Assigned task: Line by line, reproduce the records exactly.

Dataset entries:
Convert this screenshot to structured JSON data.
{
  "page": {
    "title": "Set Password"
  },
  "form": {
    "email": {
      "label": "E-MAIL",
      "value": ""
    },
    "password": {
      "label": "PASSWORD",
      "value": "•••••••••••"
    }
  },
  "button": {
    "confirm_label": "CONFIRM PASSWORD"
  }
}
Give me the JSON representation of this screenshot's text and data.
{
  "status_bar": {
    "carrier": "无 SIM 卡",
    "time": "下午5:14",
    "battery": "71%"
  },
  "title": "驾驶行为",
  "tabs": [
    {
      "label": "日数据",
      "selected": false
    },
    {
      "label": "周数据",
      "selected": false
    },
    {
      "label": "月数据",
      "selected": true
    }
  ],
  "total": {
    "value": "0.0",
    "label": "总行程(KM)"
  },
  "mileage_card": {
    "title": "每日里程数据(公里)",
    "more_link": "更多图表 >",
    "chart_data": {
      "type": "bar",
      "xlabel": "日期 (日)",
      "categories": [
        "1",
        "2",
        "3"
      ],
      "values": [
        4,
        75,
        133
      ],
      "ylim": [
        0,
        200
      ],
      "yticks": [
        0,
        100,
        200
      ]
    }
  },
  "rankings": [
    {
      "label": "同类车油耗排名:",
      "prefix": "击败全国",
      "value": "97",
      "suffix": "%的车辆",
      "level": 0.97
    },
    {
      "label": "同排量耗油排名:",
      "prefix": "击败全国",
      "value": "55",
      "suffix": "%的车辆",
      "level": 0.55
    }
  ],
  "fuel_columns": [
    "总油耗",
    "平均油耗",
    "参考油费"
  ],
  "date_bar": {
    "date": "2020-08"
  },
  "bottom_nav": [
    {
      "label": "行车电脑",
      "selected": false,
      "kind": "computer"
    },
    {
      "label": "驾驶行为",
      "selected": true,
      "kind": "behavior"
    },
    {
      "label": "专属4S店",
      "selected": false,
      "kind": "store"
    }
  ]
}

Result below:
Convert this screenshot to structured JSON data.
{
  "page": {
    "title": "Set Password"
  },
  "form": {
    "email": {
      "label": "E-MAIL",
      "value": ""
    },
    "password": {
      "label": "PASSWORD",
      "value": "•••••••••••"
    }
  },
  "button": {
    "confirm_label": "CONFIRM PASSWORD"
  }
}
Give me the JSON representation of this screenshot's text and data.
{
  "status_bar": {
    "carrier": "无 SIM 卡",
    "time": "下午5:14",
    "battery": "71%"
  },
  "title": "驾驶行为",
  "tabs": [
    {
      "label": "日数据",
      "selected": false
    },
    {
      "label": "周数据",
      "selected": false
    },
    {
      "label": "月数据",
      "selected": true
    }
  ],
  "total": {
    "value": "0.0",
    "label": "总行程(KM)"
  },
  "mileage_card": {
    "title": "每日里程数据(公里)",
    "more_link": "更多图表 >",
    "chart_data": {
      "type": "bar",
      "xlabel": "日期 (日)",
      "categories": [
        "1",
        "2",
        "3"
      ],
      "values": [
        4,
        75,
        133
      ],
      "ylim": [
        0,
        200
      ],
      "yticks": [
        0,
        100,
        200
      ]
    }
  },
  "rankings": [
    {
      "label": "同类车油耗排名:",
      "prefix": "击败全国",
      "value": "97",
      "suffix": "%的车辆",
      "level": 0.97
    },
    {
      "label": "同排量耗油排名:",
      "prefix": "击败全国",
      "value": "55",
      "suffix": "%的车辆",
      "level": 0.55
    }
  ],
  "fuel_columns": [
    "总油耗",
    "平均油耗",
    "参考油费"
  ],
  "date_bar": {
    "date": "2020-08"
  },
  "bottom_nav": [
    {
      "label": "行车电脑",
      "selected": false,
      "kind": "computer"
    },
    {
      "label": "驾驶行为",
      "selected": true,
      "kind": "behavior"
    },
    {
      "label": "专属4S店",
      "selected": false,
      "kind": "store"
    }
  ]
}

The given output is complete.